* _Problem_:
The answer is a single number: the count of lines below in which the word "John" appears.

* _Source records_:

━━━━━━━━━━━━━━━━

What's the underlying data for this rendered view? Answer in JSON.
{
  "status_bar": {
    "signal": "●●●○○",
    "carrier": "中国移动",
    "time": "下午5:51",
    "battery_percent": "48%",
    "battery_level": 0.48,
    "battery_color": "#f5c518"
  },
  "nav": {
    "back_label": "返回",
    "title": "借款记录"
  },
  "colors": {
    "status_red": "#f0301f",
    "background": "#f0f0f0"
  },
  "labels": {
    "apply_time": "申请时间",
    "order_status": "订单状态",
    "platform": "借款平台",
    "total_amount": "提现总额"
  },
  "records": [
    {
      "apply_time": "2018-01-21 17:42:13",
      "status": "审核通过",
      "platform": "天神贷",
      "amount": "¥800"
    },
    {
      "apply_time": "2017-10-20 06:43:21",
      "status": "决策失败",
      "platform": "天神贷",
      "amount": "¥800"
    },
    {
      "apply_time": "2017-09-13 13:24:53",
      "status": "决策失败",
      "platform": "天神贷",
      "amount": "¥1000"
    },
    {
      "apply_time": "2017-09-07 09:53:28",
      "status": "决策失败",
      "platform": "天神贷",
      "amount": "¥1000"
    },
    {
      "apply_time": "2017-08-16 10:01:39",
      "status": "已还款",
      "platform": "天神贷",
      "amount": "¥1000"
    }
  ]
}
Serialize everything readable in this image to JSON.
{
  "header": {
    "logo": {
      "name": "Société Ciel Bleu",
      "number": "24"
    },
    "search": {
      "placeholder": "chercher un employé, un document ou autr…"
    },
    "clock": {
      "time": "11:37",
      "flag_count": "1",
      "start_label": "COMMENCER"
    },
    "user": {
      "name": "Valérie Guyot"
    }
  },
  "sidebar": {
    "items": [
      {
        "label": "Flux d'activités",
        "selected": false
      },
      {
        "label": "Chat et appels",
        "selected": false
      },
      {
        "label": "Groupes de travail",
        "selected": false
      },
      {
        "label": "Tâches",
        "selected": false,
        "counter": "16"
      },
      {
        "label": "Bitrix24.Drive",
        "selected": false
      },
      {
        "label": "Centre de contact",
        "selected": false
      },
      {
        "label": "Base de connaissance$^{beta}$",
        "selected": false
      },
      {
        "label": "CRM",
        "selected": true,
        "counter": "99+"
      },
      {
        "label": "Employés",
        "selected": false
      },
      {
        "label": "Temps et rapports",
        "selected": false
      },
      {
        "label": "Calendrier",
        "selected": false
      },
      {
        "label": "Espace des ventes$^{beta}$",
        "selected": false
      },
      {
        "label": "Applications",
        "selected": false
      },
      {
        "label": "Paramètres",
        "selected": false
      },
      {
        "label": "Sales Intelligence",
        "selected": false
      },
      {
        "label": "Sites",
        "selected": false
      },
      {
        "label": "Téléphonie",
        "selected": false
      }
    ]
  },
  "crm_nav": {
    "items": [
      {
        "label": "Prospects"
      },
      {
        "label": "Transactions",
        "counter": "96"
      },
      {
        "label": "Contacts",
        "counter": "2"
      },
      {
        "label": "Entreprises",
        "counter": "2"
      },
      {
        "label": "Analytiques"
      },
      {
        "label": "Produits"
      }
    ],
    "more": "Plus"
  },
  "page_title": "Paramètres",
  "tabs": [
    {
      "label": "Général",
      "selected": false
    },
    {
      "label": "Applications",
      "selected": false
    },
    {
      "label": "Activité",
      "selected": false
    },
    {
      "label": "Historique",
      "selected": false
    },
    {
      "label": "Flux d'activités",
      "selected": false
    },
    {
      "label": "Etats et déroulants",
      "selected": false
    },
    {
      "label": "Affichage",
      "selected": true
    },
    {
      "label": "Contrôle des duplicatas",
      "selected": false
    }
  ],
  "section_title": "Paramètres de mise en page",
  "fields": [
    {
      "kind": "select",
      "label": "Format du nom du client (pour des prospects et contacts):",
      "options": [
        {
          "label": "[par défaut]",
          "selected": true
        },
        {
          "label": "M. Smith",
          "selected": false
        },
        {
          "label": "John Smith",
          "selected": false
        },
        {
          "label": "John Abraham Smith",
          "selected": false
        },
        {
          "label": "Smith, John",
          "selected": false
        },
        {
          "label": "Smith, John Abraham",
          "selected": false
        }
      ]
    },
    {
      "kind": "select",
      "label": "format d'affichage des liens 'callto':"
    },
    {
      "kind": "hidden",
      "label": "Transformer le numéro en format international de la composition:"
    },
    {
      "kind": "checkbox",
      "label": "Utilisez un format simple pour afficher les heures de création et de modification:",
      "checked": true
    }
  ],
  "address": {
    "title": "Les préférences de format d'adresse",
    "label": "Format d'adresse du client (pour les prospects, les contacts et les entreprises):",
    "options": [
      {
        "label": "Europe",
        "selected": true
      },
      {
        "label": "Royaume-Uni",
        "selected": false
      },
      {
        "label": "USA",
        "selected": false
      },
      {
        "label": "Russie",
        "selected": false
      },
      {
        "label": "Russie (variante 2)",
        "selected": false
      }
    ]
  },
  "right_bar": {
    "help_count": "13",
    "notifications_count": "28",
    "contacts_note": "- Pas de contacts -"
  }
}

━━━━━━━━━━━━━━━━

* _Answer space_:
4